Monette also introduced a few good secondary characters, in particular Dr. Claudia Coburn, Booth’s independent and courageous colleague from the Parrington’s Archeology Department, and Booth’s old prep-school classmate, Dr. John Pelham Ratcliffe, who went from one of the picked-on weird kids in school to a prominent archeologist, sociable, polished and well-liked. He represents who Booth might have become, with a little more self-confidence.
My favorite stories: “Bringing Helena Back,” “Drowning Palmer,” and “Wait For Me.” “Bringing Helena Back” is the original Booth story, inspired by Lovecraft’s “The Statement of Randolph Carter”: a timid, nervous man goes along with a bad idea of his stronger-willed, persuasive friend, with disastrous results. I liked Monette’s story better than the original; it was better motivated, for one thing, especially as to why Booth with go along with his friend’s mad scheme.
“Drowning Palmer” is about the consequences of schoolboy bullying gone wrong, and a fairly frightening meditation on the pressure to go along with the crowd or with authority figures. Booth’s dream sequences in this story were for me some of the most chilling scenes in the book. “Wait for Me” is the story of a woman haunted both literally and figuratively by the death of her manipulative little sister, and by her relationship with her emotionally detached father.

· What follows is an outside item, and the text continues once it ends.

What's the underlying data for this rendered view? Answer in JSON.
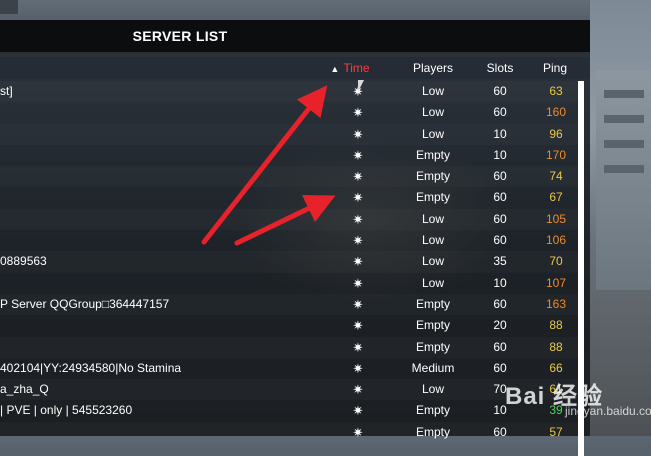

“Elegy for a Demon Lover” is another standout, the dual to “Bringing Helena Back”: rather than Booth’s devotion accidentally destroying the one he loves, Booth must deliberately destroy his beloved in spite of his feelings. I also liked “The Venibretti Necklace,” mostly because it introduces Claudia Coburn, though the motive behind the murder at the heart of the story was nicely unusual.

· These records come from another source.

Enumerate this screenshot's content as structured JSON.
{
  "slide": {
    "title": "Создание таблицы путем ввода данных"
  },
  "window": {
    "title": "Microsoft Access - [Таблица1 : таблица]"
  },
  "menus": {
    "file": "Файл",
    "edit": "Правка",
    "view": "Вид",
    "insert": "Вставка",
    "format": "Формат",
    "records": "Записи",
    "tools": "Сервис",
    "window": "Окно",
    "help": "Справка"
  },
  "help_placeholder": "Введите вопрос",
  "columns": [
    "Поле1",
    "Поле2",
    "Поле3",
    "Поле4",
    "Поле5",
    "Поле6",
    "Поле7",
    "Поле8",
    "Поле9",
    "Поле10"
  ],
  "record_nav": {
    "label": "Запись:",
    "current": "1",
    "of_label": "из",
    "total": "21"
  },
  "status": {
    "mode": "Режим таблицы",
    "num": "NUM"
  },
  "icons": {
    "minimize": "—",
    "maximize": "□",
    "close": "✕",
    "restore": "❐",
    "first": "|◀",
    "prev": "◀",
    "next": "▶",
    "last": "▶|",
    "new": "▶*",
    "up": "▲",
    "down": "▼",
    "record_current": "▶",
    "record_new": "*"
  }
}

The only story I didn’t care for was the title story, which concerns a Booth family curse. Booth is an interesting enough character as it is; I don’t need any explanation for his psychic sensitivities. The demon-consorting family history was just a bit much.
One of the things I like about James’ stories is that after I’ve read them, I want to look things up, to discover the folklore or religious movement or school of thought that his story referred to. Monette’s stories have a little of this, too: sprinkles of references here and there that get me curious. I now know what Laudianism is, and what are some of the folk magic uses for viburnum. Although I still don’t see why an incubus would smell of viburnum, given that it’s a plant that drives demons away (*)….

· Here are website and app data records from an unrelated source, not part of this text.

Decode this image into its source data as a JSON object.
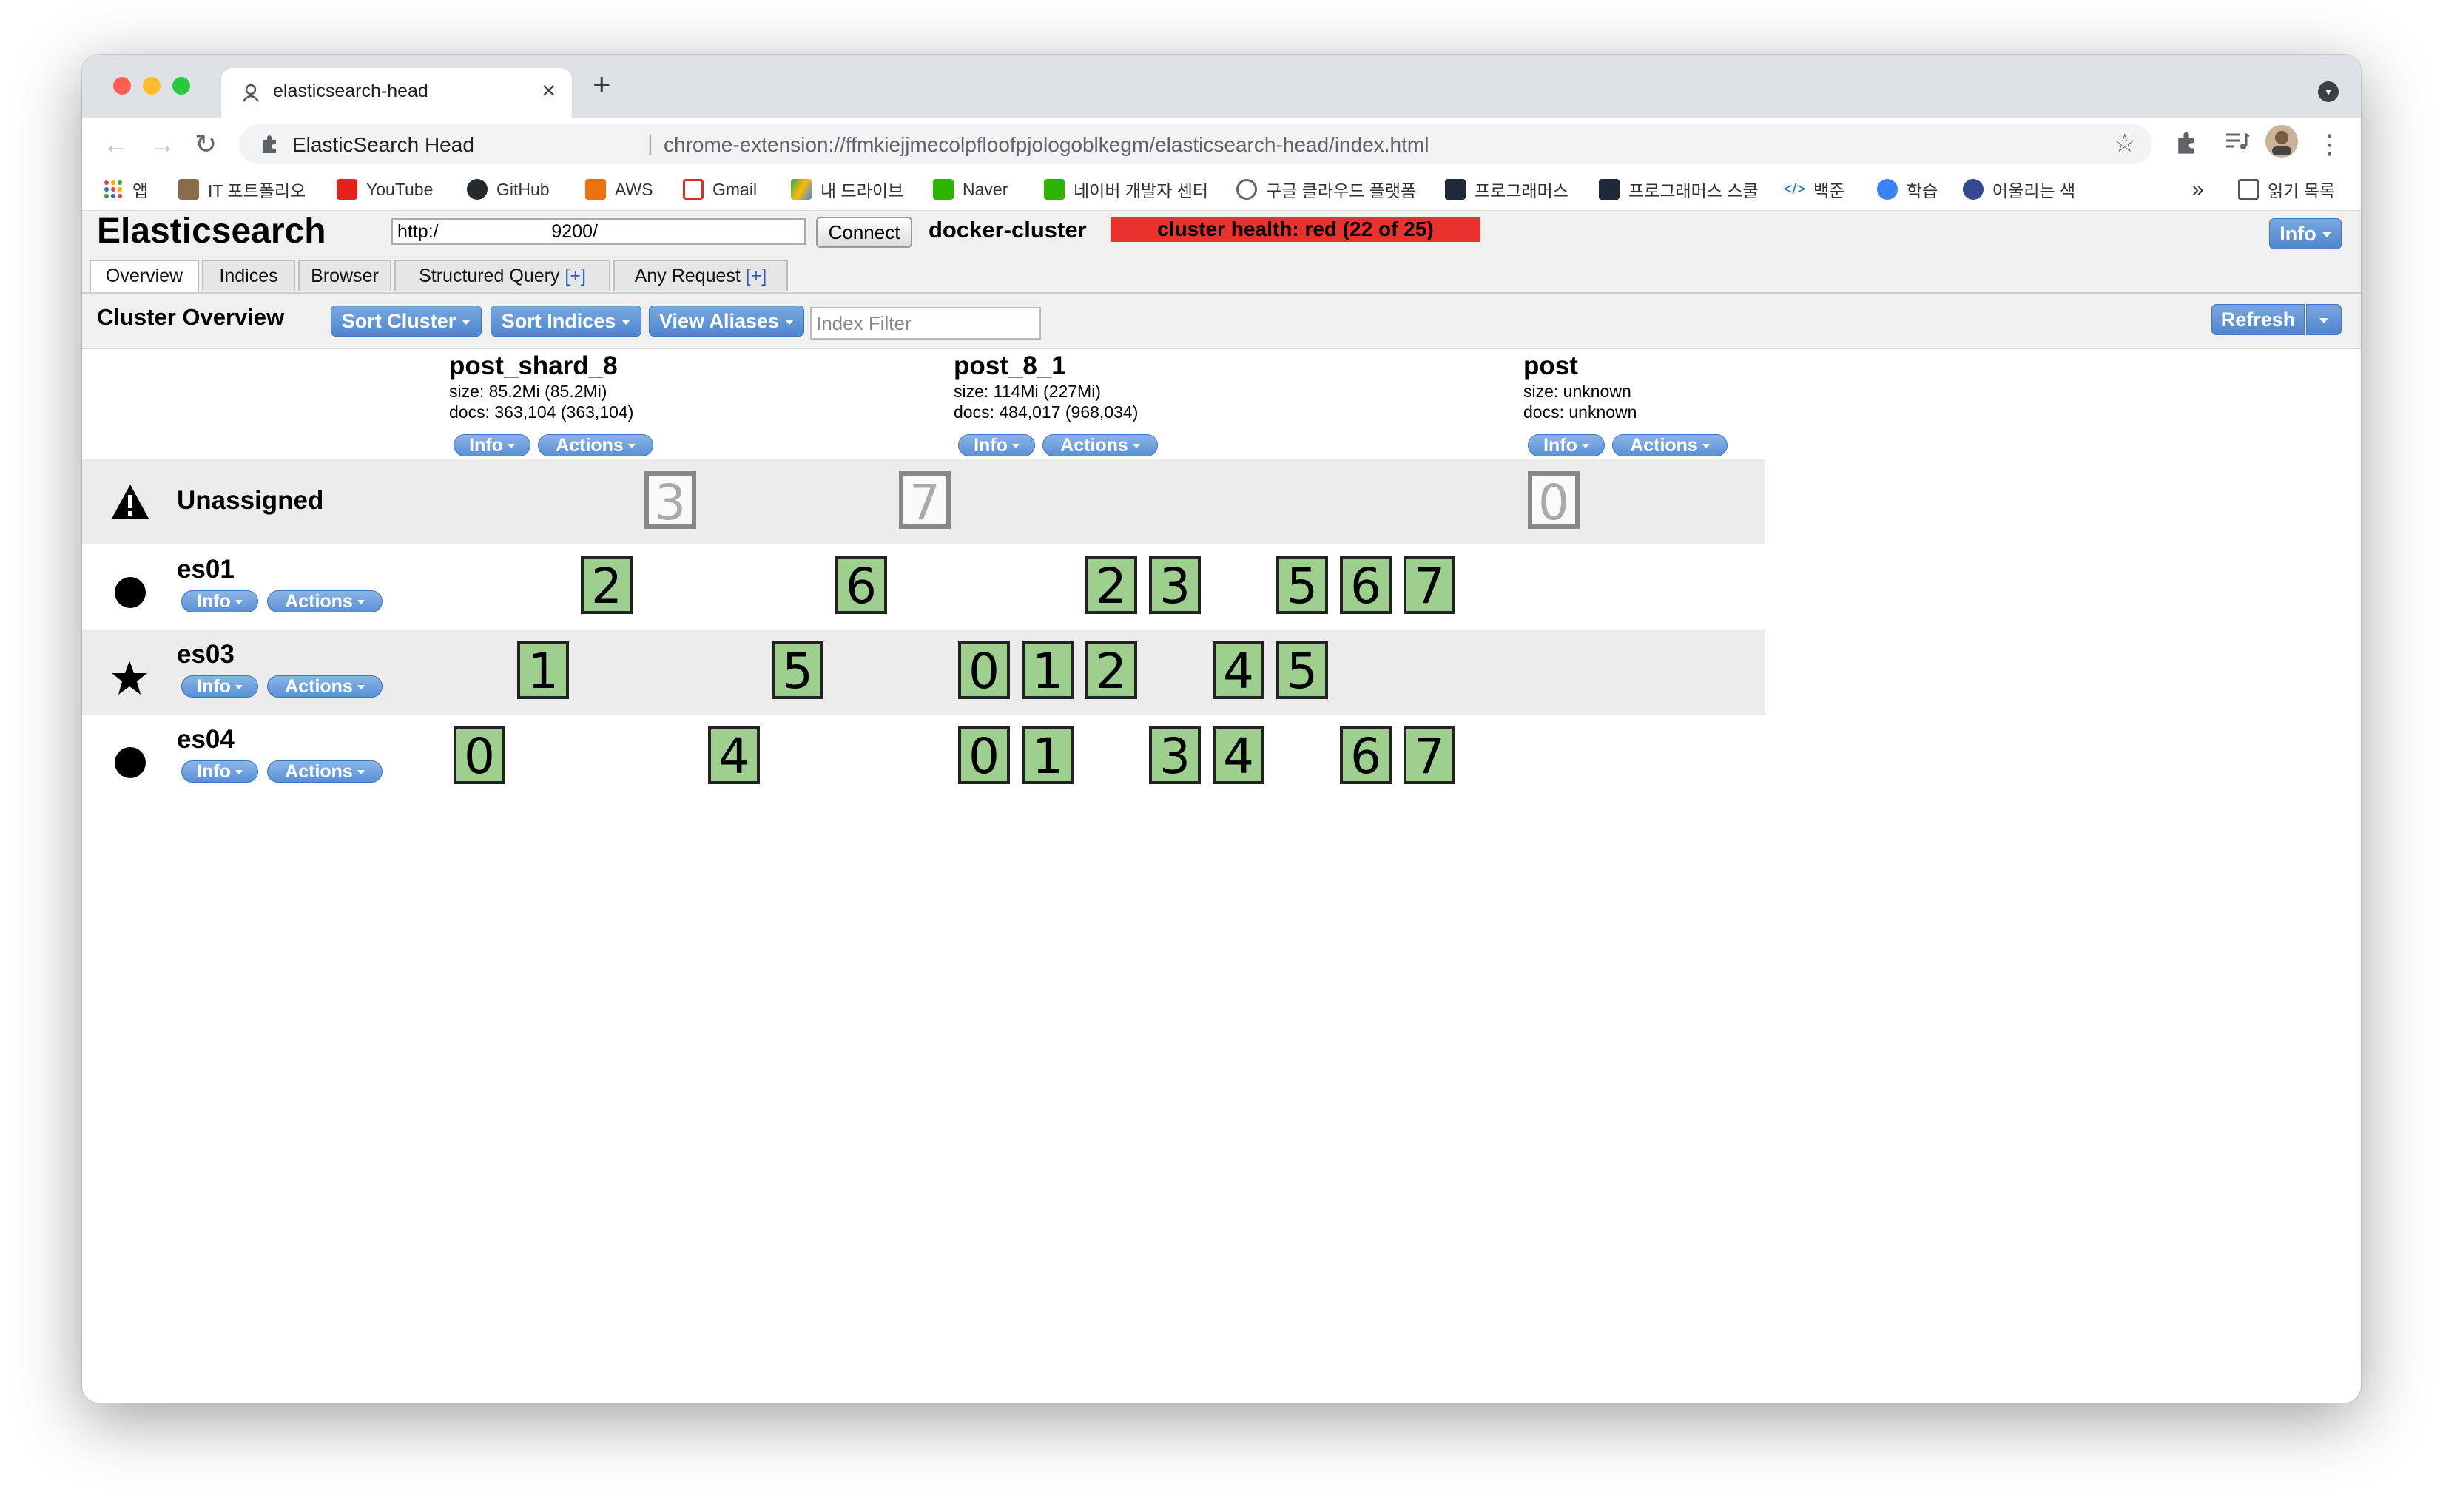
{
  "browser": {
    "tab_title": "elasticsearch-head",
    "new_tab": "+",
    "omnibox_name": "ElasticSearch Head",
    "omnibox_sep": "|",
    "url": "chrome-extension://ffmkiejjmecolpfloofpjologoblkegm/elasticsearch-head/index.html",
    "bookmarks": [
      "앱",
      "IT 포트폴리오",
      "YouTube",
      "GitHub",
      "AWS",
      "Gmail",
      "내 드라이브",
      "Naver",
      "네이버 개발자 센터",
      "구글 클라우드 플랫폼",
      "프로그래머스",
      "프로그래머스 스쿨",
      "백준",
      "학습",
      "어울리는 색"
    ],
    "bookmarks_more": "»",
    "reading_list": "읽기 목록"
  },
  "es": {
    "title": "Elasticsearch",
    "url_value": "http:/                      9200/",
    "connect_label": "Connect",
    "cluster_name": "docker-cluster",
    "cluster_health": "cluster health: red (22 of 25)",
    "info_label": "Info",
    "tabs": [
      {
        "label": "Overview",
        "plus": ""
      },
      {
        "label": "Indices",
        "plus": ""
      },
      {
        "label": "Browser",
        "plus": ""
      },
      {
        "label": "Structured Query ",
        "plus": "[+]"
      },
      {
        "label": "Any Request ",
        "plus": "[+]"
      }
    ],
    "overview_title": "Cluster Overview",
    "sort_cluster": "Sort Cluster",
    "sort_indices": "Sort Indices",
    "view_aliases": "View Aliases",
    "index_filter_placeholder": "Index Filter",
    "refresh": "Refresh",
    "pill_info": "Info",
    "pill_actions": "Actions"
  },
  "indices": [
    {
      "name": "post_shard_8",
      "size": "size: 85.2Mi (85.2Mi)",
      "docs": "docs: 363,104 (363,104)"
    },
    {
      "name": "post_8_1",
      "size": "size: 114Mi (227Mi)",
      "docs": "docs: 484,017 (968,034)"
    },
    {
      "name": "post",
      "size": "size: unknown",
      "docs": "docs: unknown"
    }
  ],
  "nodes": [
    {
      "name": "Unassigned",
      "icon": "warning-icon",
      "shards": [
        {
          "index": 0,
          "shard": "3"
        },
        {
          "index": 0,
          "shard": "7"
        },
        {
          "index": 2,
          "shard": "0"
        }
      ]
    },
    {
      "name": "es01",
      "icon": "circle-icon",
      "shards": [
        {
          "index": 0,
          "shard": "2"
        },
        {
          "index": 0,
          "shard": "6"
        },
        {
          "index": 1,
          "shard": "2"
        },
        {
          "index": 1,
          "shard": "3"
        },
        {
          "index": 1,
          "shard": "5"
        },
        {
          "index": 1,
          "shard": "6"
        },
        {
          "index": 1,
          "shard": "7"
        }
      ]
    },
    {
      "name": "es03",
      "icon": "star-icon",
      "shards": [
        {
          "index": 0,
          "shard": "1"
        },
        {
          "index": 0,
          "shard": "5"
        },
        {
          "index": 1,
          "shard": "0"
        },
        {
          "index": 1,
          "shard": "1"
        },
        {
          "index": 1,
          "shard": "2"
        },
        {
          "index": 1,
          "shard": "4"
        },
        {
          "index": 1,
          "shard": "5"
        }
      ]
    },
    {
      "name": "es04",
      "icon": "circle-icon",
      "shards": [
        {
          "index": 0,
          "shard": "0"
        },
        {
          "index": 0,
          "shard": "4"
        },
        {
          "index": 1,
          "shard": "0"
        },
        {
          "index": 1,
          "shard": "1"
        },
        {
          "index": 1,
          "shard": "3"
        },
        {
          "index": 1,
          "shard": "4"
        },
        {
          "index": 1,
          "shard": "6"
        },
        {
          "index": 1,
          "shard": "7"
        }
      ]
    }
  ],
  "colors": {
    "assigned_shard": "#9ecf8e",
    "health_red": "#e8322e",
    "button_blue": "#5b90d6"
  }
}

Overall, I enjoyed the collection. I found it to be more of the “light chills” variety of ghost story than the super-scary kind — which is just fine with me. I mentioned the dream sequences of “Drowning Palmer” already. The possibly-haunted basement of the Parrington in “The Venibretti Necklace” also gave me a little shiver, probably because I, too, have lights in my house that turn themselves off for no reason. The little boy in “Listening to Bone” was rather creepy, too.
So if you are looking for enjoyable, non-gory ghost stories, especially of the occult detective variety, check out The Bone Key.
The etching of books is Piles of Books by Hercules Seghers. Image: WikiArt
The painting is Head of a Drowned Man by Theodore Gericault, c. 1819. Image: WikiArt
The image of Viburnum prunifolium (Black Haw) is from Wikipedia